▶ [Task description]:
Below are some entries; can you quote all of them exactly?

--- Given records ---

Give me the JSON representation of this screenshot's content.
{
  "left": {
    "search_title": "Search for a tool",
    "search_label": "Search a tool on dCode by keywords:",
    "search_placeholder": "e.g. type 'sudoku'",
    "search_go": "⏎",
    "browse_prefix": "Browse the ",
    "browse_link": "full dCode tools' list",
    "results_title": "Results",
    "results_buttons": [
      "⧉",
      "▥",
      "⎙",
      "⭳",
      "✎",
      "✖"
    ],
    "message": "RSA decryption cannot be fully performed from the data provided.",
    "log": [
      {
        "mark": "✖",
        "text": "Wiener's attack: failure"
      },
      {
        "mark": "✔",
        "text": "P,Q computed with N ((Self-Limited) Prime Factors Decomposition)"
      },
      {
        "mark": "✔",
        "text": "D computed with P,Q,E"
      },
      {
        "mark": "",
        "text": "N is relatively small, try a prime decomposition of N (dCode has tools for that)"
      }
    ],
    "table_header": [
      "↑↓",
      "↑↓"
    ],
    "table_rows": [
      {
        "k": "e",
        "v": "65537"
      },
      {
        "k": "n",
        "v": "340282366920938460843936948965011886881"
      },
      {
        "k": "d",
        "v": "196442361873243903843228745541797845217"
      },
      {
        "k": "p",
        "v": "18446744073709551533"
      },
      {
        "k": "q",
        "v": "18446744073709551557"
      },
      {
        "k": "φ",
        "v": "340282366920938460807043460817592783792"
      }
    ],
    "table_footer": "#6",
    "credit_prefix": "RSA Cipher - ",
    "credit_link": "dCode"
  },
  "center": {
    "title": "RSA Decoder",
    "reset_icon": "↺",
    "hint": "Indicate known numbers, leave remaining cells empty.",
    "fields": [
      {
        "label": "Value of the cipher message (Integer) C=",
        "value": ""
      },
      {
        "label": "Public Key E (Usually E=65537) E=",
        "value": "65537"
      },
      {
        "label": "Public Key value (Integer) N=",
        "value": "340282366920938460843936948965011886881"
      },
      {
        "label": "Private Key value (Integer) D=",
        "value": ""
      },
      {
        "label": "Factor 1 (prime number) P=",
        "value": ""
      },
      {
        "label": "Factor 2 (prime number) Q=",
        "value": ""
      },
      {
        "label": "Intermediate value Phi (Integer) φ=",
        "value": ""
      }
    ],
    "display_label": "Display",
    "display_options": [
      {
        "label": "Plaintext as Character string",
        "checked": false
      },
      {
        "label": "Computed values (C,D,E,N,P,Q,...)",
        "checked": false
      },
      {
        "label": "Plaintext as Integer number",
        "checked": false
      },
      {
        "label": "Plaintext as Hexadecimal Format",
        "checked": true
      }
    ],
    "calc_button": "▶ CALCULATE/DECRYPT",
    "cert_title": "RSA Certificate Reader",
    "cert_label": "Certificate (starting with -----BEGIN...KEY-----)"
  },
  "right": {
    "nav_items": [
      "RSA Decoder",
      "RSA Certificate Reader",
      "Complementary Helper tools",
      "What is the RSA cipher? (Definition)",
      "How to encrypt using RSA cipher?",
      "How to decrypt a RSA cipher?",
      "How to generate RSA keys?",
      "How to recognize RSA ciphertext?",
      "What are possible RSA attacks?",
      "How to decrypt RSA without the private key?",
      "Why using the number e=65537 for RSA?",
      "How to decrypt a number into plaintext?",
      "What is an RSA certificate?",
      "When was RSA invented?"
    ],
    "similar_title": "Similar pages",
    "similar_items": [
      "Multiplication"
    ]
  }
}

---

▶ [Finished task]:
Give me the JSON representation of this screenshot's content.
{
  "left": {
    "search_title": "Search for a tool",
    "search_label": "Search a tool on dCode by keywords:",
    "search_placeholder": "e.g. type 'sudoku'",
    "search_go": "⏎",
    "browse_prefix": "Browse the ",
    "browse_link": "full dCode tools' list",
    "results_title": "Results",
    "results_buttons": [
      "⧉",
      "▥",
      "⎙",
      "⭳",
      "✎",
      "✖"
    ],
    "message": "RSA decryption cannot be fully performed from the data provided.",
    "log": [
      {
        "mark": "✖",
        "text": "Wiener's attack: failure"
      },
      {
        "mark": "✔",
        "text": "P,Q computed with N ((Self-Limited) Prime Factors Decomposition)"
      },
      {
        "mark": "✔",
        "text": "D computed with P,Q,E"
      },
      {
        "mark": "",
        "text": "N is relatively small, try a prime decomposition of N (dCode has tools for that)"
      }
    ],
    "table_header": [
      "↑↓",
      "↑↓"
    ],
    "table_rows": [
      {
        "k": "e",
        "v": "65537"
      },
      {
        "k": "n",
        "v": "340282366920938460843936948965011886881"
      },
      {
        "k": "d",
        "v": "196442361873243903843228745541797845217"
      },
      {
        "k": "p",
        "v": "18446744073709551533"
      },
      {
        "k": "q",
        "v": "18446744073709551557"
      },
      {
        "k": "φ",
        "v": "340282366920938460807043460817592783792"
      }
    ],
    "table_footer": "#6",
    "credit_prefix": "RSA Cipher - ",
    "credit_link": "dCode"
  },
  "center": {
    "title": "RSA Decoder",
    "reset_icon": "↺",
    "hint": "Indicate known numbers, leave remaining cells empty.",
    "fields": [
      {
        "label": "Value of the cipher message (Integer) C=",
        "value": ""
      },
      {
        "label": "Public Key E (Usually E=65537) E=",
        "value": "65537"
      },
      {
        "label": "Public Key value (Integer) N=",
        "value": "340282366920938460843936948965011886881"
      },
      {
        "label": "Private Key value (Integer) D=",
        "value": ""
      },
      {
        "label": "Factor 1 (prime number) P=",
        "value": ""
      },
      {
        "label": "Factor 2 (prime number) Q=",
        "value": ""
      },
      {
        "label": "Intermediate value Phi (Integer) φ=",
        "value": ""
      }
    ],
    "display_label": "Display",
    "display_options": [
      {
        "label": "Plaintext as Character string",
        "checked": false
      },
      {
        "label": "Computed values (C,D,E,N,P,Q,...)",
        "checked": false
      },
      {
        "label": "Plaintext as Integer number",
        "checked": false
      },
      {
        "label": "Plaintext as Hexadecimal Format",
        "checked": true
      }
    ],
    "calc_button": "▶ CALCULATE/DECRYPT",
    "cert_title": "RSA Certificate Reader",
    "cert_label": "Certificate (starting with -----BEGIN...KEY-----)"
  },
  "right": {
    "nav_items": [
      "RSA Decoder",
      "RSA Certificate Reader",
      "Complementary Helper tools",
      "What is the RSA cipher? (Definition)",
      "How to encrypt using RSA cipher?",
      "How to decrypt a RSA cipher?",
      "How to generate RSA keys?",
      "How to recognize RSA ciphertext?",
      "What are possible RSA attacks?",
      "How to decrypt RSA without the private key?",
      "Why using the number e=65537 for RSA?",
      "How to decrypt a number into plaintext?",
      "What is an RSA certificate?",
      "When was RSA invented?"
    ],
    "similar_title": "Similar pages",
    "similar_items": [
      "Multiplication"
    ]
  }
}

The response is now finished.